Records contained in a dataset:

————

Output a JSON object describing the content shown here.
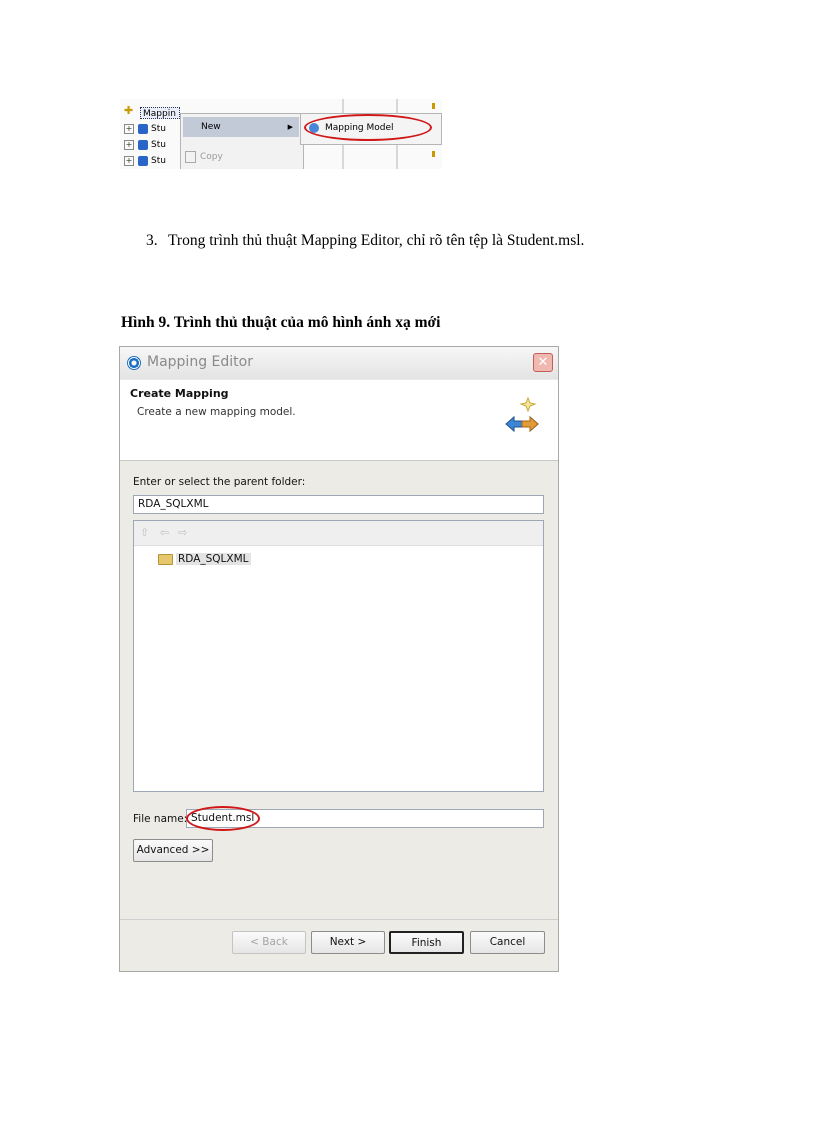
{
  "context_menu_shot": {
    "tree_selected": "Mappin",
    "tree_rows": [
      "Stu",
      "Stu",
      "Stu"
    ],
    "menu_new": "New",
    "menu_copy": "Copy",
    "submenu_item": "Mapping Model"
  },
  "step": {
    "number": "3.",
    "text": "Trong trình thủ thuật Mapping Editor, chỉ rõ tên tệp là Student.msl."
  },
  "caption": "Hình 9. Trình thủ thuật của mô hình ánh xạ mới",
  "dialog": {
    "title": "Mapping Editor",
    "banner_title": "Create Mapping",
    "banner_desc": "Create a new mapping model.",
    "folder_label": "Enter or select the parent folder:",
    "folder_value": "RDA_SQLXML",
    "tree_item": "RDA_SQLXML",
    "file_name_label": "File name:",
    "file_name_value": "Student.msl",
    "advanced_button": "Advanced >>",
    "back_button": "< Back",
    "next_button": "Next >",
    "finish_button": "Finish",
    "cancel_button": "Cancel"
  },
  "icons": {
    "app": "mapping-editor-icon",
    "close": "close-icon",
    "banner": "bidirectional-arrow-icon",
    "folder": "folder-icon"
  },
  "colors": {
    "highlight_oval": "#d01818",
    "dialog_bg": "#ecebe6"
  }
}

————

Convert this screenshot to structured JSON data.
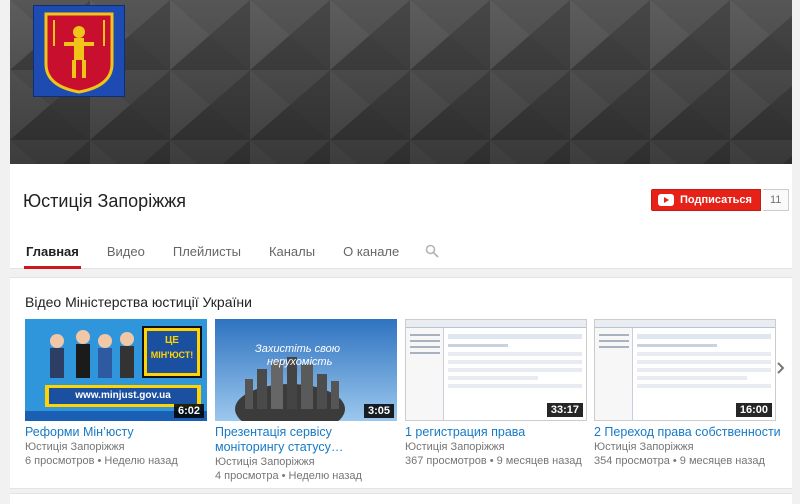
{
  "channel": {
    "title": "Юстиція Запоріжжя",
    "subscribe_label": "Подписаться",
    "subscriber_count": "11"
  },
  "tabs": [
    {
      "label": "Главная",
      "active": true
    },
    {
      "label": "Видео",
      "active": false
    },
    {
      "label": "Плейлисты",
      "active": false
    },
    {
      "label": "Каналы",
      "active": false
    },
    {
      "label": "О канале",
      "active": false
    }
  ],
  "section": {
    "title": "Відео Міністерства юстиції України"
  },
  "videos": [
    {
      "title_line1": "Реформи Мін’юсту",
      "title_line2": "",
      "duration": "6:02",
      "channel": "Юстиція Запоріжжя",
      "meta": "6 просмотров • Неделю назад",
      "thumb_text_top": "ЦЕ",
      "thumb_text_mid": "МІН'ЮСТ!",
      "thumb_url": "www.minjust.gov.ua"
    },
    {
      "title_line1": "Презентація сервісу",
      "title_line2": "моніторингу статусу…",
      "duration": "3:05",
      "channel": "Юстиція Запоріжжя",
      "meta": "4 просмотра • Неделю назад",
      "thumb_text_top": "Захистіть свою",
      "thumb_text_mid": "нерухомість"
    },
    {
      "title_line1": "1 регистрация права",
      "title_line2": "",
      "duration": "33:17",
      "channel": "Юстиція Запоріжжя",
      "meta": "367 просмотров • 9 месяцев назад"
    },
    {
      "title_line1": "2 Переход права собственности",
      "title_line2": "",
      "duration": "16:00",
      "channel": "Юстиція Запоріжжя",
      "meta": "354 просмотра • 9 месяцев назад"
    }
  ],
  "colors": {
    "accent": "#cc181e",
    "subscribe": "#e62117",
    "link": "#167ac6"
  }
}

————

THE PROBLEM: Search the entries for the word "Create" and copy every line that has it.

RESULT OF THE TASK:
    "banner_title": "Create Mapping",
    "banner_desc": "Create a new mapping model.",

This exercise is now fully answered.